In this interview you will hear about how walking into the main office as a parent, wearing nothing but a bathing suit and cover up (and apparently some pearls), led to Diane landing her dream job as the school’s main office secretary. You will learn that she’s got some serious pull when it comes to finding parking during a key UCONN basketball game and why Thanksgiving is the first of many “happiest days of the year” for her.
Lastly, you will hear some words of reassurance directed towards the class of 2020 from the heart and soul of Catholic High.
This episode of Uncorking a Story is brought to you by Mike Carlon’s novel Motel California, which can be purchased at Amazon.com or wherever books are sold online. Enjoy the show.
Tue, 7 January 2020
Over the past few years, I’ve used the Uncorking a Story platform to highlight the work of authors, comedians, and entrepreneurs. I’ve become increasingly interested in uncorking the stories of people who are doing inspiring work in their local communities and that brings me to this current episode featuring Dawn Carpenter of The We Project, a non-profit organization that helps feed, clothe, and mentor needy people in Northern New Jersey.

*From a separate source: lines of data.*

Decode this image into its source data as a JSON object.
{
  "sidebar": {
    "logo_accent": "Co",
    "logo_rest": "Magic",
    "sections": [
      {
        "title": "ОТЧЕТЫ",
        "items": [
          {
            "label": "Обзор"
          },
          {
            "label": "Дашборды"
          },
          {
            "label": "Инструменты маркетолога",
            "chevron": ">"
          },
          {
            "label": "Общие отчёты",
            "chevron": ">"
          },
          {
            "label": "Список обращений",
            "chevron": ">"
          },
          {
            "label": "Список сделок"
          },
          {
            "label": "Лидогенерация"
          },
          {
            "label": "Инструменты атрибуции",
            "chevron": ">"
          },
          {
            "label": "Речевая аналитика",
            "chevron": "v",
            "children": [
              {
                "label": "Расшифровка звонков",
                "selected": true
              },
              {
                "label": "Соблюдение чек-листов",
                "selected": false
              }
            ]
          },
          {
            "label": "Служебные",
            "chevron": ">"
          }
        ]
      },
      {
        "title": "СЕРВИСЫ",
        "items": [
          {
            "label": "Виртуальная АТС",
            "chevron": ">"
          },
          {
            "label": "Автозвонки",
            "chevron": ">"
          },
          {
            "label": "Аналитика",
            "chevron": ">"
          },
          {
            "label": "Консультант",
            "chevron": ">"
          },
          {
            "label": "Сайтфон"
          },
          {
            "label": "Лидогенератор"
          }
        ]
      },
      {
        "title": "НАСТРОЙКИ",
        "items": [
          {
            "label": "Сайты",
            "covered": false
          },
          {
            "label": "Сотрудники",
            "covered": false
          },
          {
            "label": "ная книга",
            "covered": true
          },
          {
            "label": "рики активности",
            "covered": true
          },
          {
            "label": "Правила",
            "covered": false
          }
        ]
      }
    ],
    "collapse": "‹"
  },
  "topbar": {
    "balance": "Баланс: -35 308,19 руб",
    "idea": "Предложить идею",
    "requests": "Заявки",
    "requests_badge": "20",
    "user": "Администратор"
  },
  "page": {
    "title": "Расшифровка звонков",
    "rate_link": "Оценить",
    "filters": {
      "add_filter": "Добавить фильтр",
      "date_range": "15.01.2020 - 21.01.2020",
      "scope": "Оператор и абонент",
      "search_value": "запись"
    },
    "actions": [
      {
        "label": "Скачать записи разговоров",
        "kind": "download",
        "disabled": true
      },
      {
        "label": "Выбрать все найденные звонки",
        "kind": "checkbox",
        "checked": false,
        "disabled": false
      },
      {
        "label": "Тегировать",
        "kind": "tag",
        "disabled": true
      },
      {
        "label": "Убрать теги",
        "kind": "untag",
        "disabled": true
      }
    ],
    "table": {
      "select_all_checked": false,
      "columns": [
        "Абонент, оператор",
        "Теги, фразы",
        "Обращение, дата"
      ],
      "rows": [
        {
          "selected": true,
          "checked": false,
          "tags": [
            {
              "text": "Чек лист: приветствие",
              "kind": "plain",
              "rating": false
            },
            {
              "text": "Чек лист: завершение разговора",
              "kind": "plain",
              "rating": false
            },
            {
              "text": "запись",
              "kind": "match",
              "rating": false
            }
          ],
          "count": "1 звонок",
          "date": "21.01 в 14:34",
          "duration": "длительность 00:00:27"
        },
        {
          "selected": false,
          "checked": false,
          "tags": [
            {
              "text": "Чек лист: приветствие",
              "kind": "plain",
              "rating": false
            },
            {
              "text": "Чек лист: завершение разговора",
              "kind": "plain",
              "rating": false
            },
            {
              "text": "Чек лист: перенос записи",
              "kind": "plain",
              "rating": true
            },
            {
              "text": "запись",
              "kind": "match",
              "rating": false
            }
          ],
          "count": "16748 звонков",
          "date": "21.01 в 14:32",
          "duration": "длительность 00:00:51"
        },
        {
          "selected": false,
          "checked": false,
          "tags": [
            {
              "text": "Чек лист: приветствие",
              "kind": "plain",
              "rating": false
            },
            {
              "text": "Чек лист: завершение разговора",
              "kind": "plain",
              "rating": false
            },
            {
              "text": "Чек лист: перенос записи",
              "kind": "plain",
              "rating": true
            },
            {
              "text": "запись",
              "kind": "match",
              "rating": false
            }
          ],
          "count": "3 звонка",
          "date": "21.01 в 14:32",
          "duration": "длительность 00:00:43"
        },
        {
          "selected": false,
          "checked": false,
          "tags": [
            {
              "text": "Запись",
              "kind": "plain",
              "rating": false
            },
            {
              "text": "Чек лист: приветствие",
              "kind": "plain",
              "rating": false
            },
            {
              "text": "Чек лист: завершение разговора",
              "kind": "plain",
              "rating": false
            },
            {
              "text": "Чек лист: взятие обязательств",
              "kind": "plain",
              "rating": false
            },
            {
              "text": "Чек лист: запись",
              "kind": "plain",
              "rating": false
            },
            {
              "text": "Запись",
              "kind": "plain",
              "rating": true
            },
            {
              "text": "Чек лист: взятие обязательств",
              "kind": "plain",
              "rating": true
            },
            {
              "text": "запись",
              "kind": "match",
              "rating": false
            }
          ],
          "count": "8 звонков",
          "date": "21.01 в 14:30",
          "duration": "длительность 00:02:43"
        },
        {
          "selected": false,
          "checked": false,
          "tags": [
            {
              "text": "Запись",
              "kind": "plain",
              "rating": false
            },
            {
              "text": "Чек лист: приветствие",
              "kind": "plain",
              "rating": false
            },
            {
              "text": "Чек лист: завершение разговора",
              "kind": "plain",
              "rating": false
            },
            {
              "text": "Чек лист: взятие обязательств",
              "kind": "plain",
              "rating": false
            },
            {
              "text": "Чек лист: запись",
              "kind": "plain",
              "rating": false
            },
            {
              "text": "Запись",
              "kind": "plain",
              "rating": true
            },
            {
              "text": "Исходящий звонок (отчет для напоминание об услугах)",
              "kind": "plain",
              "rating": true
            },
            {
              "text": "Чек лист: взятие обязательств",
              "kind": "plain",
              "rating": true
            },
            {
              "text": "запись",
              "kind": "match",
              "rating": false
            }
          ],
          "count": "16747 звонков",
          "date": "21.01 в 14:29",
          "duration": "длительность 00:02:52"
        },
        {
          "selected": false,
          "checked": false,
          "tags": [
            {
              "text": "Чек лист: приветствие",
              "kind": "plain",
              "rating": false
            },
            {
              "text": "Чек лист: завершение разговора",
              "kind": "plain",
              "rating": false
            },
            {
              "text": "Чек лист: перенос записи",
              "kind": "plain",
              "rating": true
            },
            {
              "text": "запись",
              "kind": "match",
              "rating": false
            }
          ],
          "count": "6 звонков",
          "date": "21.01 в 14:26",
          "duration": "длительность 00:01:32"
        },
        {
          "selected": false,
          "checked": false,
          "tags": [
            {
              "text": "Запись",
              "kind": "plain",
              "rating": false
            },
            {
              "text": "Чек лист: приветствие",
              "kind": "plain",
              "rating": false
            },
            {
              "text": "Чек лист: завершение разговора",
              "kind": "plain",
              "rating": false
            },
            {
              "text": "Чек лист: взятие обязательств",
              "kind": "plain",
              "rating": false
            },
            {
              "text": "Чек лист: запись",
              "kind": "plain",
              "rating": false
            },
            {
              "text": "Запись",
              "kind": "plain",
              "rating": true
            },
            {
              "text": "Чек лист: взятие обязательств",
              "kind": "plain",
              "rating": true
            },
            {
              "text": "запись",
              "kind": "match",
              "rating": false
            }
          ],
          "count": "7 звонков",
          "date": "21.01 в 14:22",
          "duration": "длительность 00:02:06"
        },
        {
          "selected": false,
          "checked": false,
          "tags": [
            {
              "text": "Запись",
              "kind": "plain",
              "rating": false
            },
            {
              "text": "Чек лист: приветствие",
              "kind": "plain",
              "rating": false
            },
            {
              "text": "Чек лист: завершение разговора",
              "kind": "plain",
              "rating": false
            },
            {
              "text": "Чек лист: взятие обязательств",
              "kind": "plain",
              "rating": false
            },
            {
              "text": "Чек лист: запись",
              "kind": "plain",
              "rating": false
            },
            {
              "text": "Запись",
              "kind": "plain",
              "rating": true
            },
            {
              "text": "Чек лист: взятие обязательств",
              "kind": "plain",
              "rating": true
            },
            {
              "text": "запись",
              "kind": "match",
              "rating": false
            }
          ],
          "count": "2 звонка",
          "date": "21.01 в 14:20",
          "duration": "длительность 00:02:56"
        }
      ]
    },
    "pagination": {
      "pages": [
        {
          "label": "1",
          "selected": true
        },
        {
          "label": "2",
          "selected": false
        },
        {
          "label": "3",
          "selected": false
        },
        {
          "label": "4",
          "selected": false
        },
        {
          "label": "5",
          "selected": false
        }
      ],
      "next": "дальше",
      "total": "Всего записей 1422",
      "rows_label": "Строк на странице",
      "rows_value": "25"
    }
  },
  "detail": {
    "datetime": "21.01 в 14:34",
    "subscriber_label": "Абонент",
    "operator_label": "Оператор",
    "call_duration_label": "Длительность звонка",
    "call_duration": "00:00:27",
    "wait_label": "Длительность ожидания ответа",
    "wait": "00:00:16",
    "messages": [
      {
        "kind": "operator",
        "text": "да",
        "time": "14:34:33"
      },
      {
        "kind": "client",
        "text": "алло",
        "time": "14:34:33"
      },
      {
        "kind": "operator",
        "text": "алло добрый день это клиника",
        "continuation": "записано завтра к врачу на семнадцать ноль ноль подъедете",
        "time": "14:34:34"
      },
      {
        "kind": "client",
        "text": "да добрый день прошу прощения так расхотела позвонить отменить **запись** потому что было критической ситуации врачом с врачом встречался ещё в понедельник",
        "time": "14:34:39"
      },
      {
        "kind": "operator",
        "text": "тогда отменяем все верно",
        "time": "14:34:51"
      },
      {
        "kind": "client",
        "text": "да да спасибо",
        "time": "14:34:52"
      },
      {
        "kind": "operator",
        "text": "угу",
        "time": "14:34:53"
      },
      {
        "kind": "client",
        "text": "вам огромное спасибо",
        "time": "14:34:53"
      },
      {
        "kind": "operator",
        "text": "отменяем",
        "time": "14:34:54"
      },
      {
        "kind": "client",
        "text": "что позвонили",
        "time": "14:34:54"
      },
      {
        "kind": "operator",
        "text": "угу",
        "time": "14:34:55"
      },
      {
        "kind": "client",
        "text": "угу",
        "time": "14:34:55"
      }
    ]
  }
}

This past summer, I interviewed Dawn’s husband Derrick for my “day job” as a focus group moderator/user experience researcher. While asking him some warm-up questions to build rapport, I learned that Derrick and his wife run a food rescue organization in Northern New Jersey and he briefly shared with me that the organization was inspired from a tragedy. I wanted to dig into this a little more, but I wasn’t being paid by my client to uncover a human interest story and had to begin asking a series of questions on his use of voice activated mobile assistants.
After our session ended, though, I asked Derrick if I could recontact him to learn more about The We Project and he put me in touch with his wife Dawn, who recently shared her story with me. It is a powerful one that underscores three lessons I’ve learned while doing this podcast.